A tough week for the Georgia Bulldogs’ football family

Georgia football-game time-tv network-South Carolina-Week 3-Samford

Credit: Jason Getz / Jason.Getz@ajc.com

Combined ShapeCaption
Clayton Matthews, who starred for Oconee County High School’s state championship football team in 1999, died. He was 40. This past weekend, former Georgia tight end Kirk Warner died after a short illness. (Jason Getz / Jason.Getz@ajc.com)

Credit: Jason Getz / Jason.Getz@ajc.com

ATHENS — Clayton Matthews, who starred for Oconee County High School’s state championship football team in 1999, died. He was 40.

The son of former Georgia linebackers coach Mickey Matthews, Clayton had experienced health issues since twice breaking his neck in separate car accidents over a nine-month span while attending James Madison on a football scholarship in 2003-04. Matthews’ father was head coach of the Dukes at the time.

His sister, Meredith Wells, said on social media Clayton died of a stroke.

“He has gained his angel wings and joins our loved ones who watch over us,” Wells wrote. “This was very sudden and we’re all heartbroken.”

Clayton Matthews’ death continues a tough week for the Georgia football family. This past weekend, former Georgia tight end Kirk Warner died after a short illness.

Combined ShapeCaption
Clayton Matthews, son of former Georgia assistant coach Mickey Matthews.

Credit: Photo

Clayton Matthews, son of former Georgia assistant coach Mickey Matthews.

Credit: Photo

Combined ShapeCaption
Clayton Matthews, son of former Georgia assistant coach Mickey Matthews.

Credit: Photo

Credit: Photo

Warner had 50 receptions for 733 yards and four touchdowns in his college career. He had a team-leading 30 receptions for 404 yards as a senior on Georgia’s 1989 team, the first under coach Ray Goff. Warner spent the last 20 seasons as the head coach at Liberty County High School, where he coached NFL players Raekwon McMillan, an All-American at Ohio State, and Richard LeCounte, a star safety at Georgia.

Clayton Matthews had been wheelchair-bound since his first car accident in August 2003 in Harrisonburg, Va. The second accident occurred nine months later as his mother was driving him to a doctor’s appointment. Before that, Matthews played quarterback, receiver, punter and placekicker at JMU.

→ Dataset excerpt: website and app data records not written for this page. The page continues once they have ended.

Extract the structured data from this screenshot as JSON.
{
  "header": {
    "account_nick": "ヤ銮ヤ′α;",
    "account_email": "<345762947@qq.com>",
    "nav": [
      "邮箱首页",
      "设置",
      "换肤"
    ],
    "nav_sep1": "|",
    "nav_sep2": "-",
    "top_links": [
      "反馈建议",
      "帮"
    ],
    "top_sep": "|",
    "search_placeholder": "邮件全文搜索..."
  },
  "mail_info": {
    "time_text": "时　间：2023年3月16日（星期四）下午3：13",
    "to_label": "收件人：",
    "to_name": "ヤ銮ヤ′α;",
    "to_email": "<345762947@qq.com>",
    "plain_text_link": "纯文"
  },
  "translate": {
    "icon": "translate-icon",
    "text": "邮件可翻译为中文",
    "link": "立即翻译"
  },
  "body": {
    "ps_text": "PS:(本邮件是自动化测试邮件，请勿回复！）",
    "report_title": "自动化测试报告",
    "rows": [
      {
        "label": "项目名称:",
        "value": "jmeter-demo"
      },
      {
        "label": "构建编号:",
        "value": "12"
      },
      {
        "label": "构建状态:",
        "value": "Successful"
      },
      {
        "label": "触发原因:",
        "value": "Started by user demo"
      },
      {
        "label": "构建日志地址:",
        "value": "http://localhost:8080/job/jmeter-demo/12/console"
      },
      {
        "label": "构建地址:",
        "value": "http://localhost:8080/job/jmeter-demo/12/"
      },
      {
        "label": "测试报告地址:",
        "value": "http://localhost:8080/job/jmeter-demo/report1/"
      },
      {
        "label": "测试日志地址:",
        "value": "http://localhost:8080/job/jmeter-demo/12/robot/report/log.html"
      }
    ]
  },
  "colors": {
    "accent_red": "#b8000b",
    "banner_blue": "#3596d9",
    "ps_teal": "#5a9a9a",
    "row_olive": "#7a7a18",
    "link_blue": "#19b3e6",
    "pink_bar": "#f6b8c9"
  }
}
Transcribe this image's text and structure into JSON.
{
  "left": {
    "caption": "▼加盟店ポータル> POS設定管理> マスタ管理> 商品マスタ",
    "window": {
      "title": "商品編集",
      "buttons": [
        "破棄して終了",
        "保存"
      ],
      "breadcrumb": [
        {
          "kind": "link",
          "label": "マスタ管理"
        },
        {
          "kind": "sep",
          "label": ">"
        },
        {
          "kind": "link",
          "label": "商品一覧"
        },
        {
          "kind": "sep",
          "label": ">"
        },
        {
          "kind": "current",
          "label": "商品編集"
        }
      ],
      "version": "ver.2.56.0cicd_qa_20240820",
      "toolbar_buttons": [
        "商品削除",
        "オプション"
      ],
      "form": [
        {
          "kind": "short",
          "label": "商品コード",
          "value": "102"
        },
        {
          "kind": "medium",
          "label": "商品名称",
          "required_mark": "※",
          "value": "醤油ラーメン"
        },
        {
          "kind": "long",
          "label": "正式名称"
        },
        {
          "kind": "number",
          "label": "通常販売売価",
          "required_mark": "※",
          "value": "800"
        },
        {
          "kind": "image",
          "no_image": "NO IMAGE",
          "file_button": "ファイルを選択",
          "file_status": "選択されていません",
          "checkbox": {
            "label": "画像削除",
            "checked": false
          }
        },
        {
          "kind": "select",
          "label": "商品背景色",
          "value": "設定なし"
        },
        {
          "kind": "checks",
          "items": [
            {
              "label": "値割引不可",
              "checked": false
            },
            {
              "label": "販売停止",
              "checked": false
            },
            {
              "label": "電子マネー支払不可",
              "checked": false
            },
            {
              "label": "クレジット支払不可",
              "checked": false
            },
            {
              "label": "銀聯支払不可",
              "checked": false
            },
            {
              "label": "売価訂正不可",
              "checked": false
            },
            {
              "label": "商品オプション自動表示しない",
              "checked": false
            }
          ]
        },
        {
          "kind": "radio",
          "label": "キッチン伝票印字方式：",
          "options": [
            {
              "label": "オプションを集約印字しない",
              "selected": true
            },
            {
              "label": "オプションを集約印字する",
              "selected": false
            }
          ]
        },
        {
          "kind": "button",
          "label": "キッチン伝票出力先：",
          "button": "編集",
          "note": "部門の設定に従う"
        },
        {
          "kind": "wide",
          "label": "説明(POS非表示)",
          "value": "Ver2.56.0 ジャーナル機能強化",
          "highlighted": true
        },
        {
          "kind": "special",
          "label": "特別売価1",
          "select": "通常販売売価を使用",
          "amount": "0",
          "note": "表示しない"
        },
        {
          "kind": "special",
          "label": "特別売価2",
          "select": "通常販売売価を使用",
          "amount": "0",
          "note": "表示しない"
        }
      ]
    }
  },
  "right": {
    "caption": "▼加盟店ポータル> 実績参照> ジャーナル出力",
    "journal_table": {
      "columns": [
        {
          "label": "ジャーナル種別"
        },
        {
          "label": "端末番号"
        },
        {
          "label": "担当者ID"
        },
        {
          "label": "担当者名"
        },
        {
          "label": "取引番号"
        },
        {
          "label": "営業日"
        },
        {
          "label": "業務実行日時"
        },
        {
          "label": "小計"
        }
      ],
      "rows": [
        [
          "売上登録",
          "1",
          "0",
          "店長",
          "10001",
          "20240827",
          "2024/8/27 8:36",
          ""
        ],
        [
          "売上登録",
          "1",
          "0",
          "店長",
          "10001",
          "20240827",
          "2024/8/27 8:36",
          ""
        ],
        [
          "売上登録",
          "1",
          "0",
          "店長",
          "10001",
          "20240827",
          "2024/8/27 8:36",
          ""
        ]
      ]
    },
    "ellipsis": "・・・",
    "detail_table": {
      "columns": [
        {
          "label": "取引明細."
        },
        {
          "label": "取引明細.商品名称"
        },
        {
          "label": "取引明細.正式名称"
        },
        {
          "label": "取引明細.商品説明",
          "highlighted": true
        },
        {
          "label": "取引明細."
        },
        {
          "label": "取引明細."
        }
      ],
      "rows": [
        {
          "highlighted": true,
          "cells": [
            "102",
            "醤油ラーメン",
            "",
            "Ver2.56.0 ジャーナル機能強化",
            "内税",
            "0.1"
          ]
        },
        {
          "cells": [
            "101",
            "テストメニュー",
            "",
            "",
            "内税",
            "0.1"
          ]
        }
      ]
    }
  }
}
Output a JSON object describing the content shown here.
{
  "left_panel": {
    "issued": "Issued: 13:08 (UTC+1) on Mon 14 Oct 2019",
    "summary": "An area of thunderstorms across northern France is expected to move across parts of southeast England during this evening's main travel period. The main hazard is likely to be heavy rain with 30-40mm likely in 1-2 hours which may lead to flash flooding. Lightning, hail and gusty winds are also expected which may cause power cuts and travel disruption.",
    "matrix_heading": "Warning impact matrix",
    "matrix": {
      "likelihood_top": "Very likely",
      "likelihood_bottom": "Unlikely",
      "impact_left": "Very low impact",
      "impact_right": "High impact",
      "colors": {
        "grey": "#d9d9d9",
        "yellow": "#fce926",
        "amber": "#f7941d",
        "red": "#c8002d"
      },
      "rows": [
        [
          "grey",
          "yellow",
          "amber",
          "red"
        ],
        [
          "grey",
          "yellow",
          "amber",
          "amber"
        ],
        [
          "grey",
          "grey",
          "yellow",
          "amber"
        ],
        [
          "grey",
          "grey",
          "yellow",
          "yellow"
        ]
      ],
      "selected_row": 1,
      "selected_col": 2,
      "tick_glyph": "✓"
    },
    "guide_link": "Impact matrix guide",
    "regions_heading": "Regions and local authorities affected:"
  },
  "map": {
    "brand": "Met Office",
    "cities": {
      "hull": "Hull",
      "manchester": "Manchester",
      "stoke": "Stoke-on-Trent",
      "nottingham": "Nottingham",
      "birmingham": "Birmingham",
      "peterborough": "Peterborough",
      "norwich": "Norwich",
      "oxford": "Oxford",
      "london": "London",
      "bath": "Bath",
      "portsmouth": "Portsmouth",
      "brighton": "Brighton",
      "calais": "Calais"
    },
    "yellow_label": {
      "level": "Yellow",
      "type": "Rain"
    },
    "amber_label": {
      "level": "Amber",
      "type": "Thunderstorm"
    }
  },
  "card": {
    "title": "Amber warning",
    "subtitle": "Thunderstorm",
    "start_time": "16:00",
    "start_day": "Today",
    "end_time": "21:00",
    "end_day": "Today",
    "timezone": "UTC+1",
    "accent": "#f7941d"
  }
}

At Oconee County High, he starred as a quarterback and led the Warriors to a 15-0 record and Class AAA state title as a junior. He concluded his high school career at Spotswood High in Penn Laird, Va., after his father took the JMU job.

Mickey Matthews had worked with Jim Donnan at Marshall before following him to UGA to coach the Bulldogs’ linebackers.

On a football field, Clayton Matthews could do it all. His first two seasons at James Madison, he completed 24 of 53 passes for 347 yards and two touchdowns, had a 10-yard reception, left opponents inside their 20-yard line after seven of his 12 punts and kicked two extra points.

After the accidents, Clayton worked for his father as an assistant coach at James Madison for many years and recruited the Atlanta area. Mickey Matthews coached the Dukes from 1999-2013, compiling a record of 109–71 and leading them to the Division I-AA (now FCS) national championship in 2004, the same year his son was injured.

“He was a good boy, just seemed to always draw the black bean,” Mickey Matthews said via text message. “His first 20 years, he was the chosen one. The last 20 were a struggle.”

Since stepping away from football, Matthews and his father had been operating a doughnut shop in Myrtle Beach, S.C., according to the Herald-Dispatch in Huntington, W.Va.